- “Archived copy”. Archived (PDF) from the original on 16 February 2017. Retrieved 18 March 2017.CS1 maint: Archived copy as title (link)
- “Archived copy” (PDF). Archived (PDF) from the original on 1 January 2017. Retrieved 10 April 2017.CS1 maint: Archived copy as title (link)
- The Age – 23 November 1979[page needed]
- “About the ABC – The 50s – The Postwar Years”. Australian Broadcasting Corporation. Archived from the original on 11 December 2012. Retrieved 1 October 2007.
- Brooklyn Ross-Hulands. “AusTVHistory: Australian Broadcasting Corporation 1950s–1960s”. AusTVHistory. Archived from the original on 7 October 2008. Retrieved 4 October 2007.
- “Twenty-Sixth Annual report of the Australian Broadcasting Commission”. 1958.
- “About the ABC – The 60s and 70s”. Australian Broadcasting Corporation. Archived from the original on 6 December 2012.
- “GTK Title Details”. National Film and Sound Archive. Archived from the original on 21 January 2016. Retrieved 7 December 2007.
- Inglis, Kenneth Stanley (2006). Whose ABC? The Australian Broadcasting Corporation 1983–2006. Melbourne, Victoria: Black Inc. ISBN 1-86395-189-X.
- Brooklyn Ross-Hulands. “AusTVHistory: Australian Broadcasting Corporation 1970s–1980s”. AusTVHistory. Retrieved 4 October 2007.
- “About the ABC – The 80s”. Australian Broadcasting Corporation. Archived from the original on 8 December 2012. Retrieved 1 October 2007.
- “Digital TV to commence on 1 January 2001”. Australian Broadcasting Authority. Archived from the original on 21 September 2007. Retrieved 19 August 2007.
- “ABC-TV Australia”. Finns TV Website. Archived from the original on 12 March 2005.

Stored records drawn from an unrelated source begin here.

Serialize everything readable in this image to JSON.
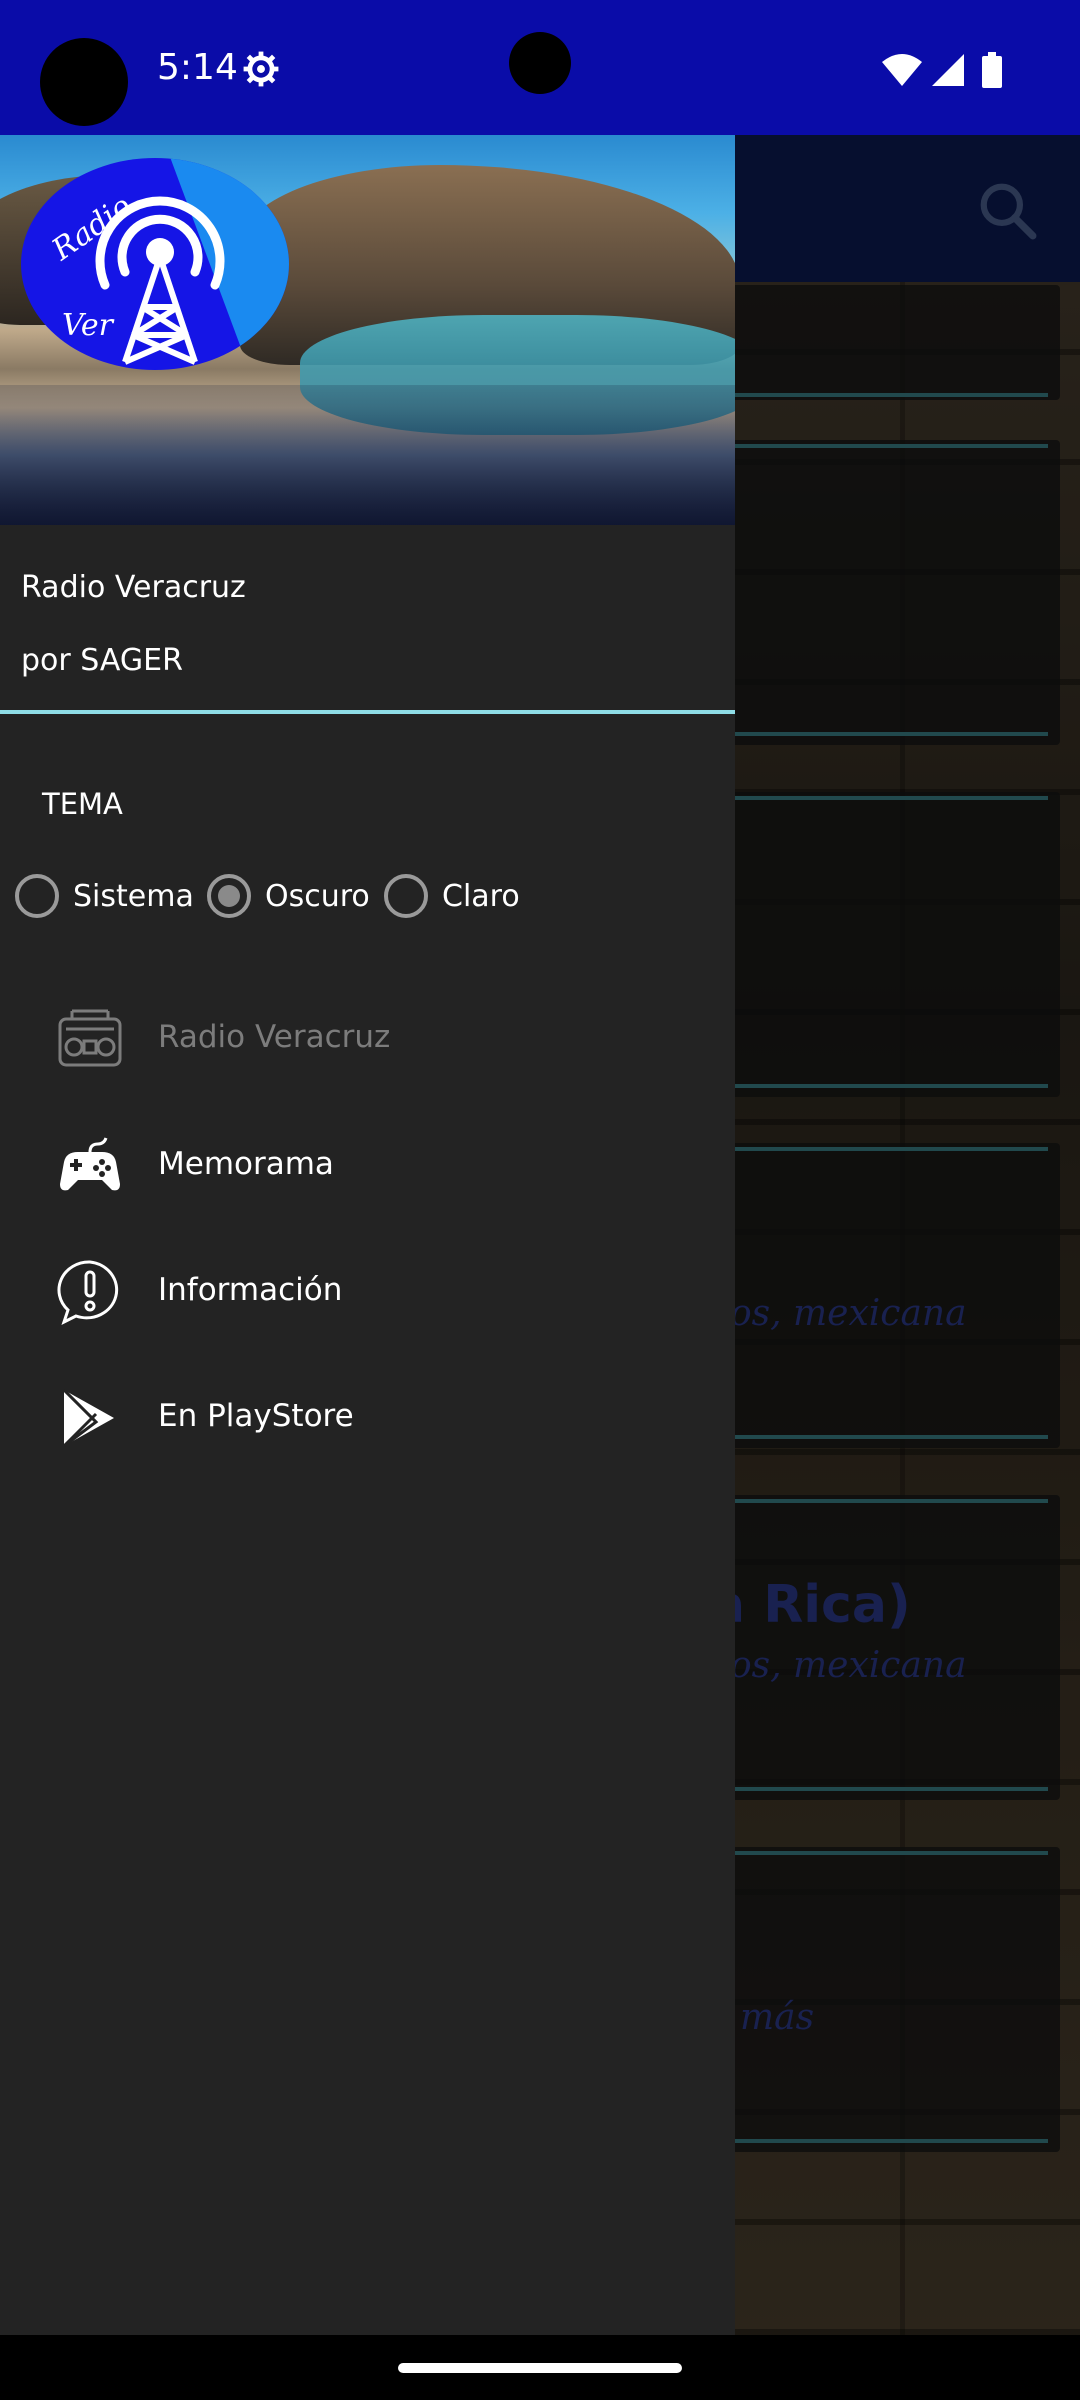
{
  "status_bar": {
    "time": "5:14"
  },
  "background": {
    "card_texts": [
      "os, mexicana",
      "os, mexicana",
      "más"
    ],
    "card_title": "a Rica)"
  },
  "drawer": {
    "app_name": "Radio Veracruz",
    "app_subtitle": "por SAGER",
    "logo_text": {
      "top": "Radio",
      "bottom": "Ver"
    },
    "theme": {
      "label": "TEMA",
      "options": [
        {
          "label": "Sistema",
          "selected": false
        },
        {
          "label": "Oscuro",
          "selected": true
        },
        {
          "label": "Claro",
          "selected": false
        }
      ]
    },
    "menu": [
      {
        "label": "Radio Veracruz",
        "icon": "radio-icon",
        "enabled": false
      },
      {
        "label": "Memorama",
        "icon": "gamepad-icon",
        "enabled": true
      },
      {
        "label": "Información",
        "icon": "info-bubble-icon",
        "enabled": true
      },
      {
        "label": "En PlayStore",
        "icon": "playstore-icon",
        "enabled": true
      }
    ]
  },
  "colors": {
    "status_bar": "#0a0ca8",
    "drawer_bg": "#232323",
    "accent_line": "#8fdde6",
    "bg_toolbar": "#0b1a52"
  }
}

- “AusTVHistory – ABC Australia”. Archived from the original on 21 November 2008.
- “ABC promises more content choice”. The Australian. 6 February 2008. Archived from the original on 7 February 2008. Retrieved 6 February 2008.
- Welch, Dylan (30 January 2008). “ABC squiggle to stay”. Brisbane Times. Archived from the original on 24 June 2008. Retrieved 30 January 2008.
- “ABC revamps squiggle logo”. ABC Online. 30 January 2008. Archived from the original on 1 February 2008. Retrieved 30 January 2008.
- “Archived copy”. Archived from the original on 18 December 2012. Retrieved 18 December 2012.CS1 maint: Archived copy as title (link)
- Reilly, Claire (10 July 2014). “New ABC tagline embraces hashtag revolution”. CNET. Archived from the original on 14 July 2014. Retrieved 13 July 2014.
- “Annual Report 2006–07” (PDF). Australian Broadcasting Corporation. 1 November 2007. Archived from the original (PDF) on 16 February 2008. Retrieved 6 December 2007.
- “It begins with 1”. TV Tonight. 26 January 2008. Archived from the original on 29 January 2008. Retrieved 29 January 2008.
- Official Site
- Program Websites by Subject of ABC-TV
- ABC-TV’s Program Websites – Complete List
- ABC-TV Online website in 1997
- ABC-TV Online website in 1999
- ABC-TV Online website in 2000
- ABC-TV Online website in 2001
- Corporate Site
- Australian Broadcasting Corporation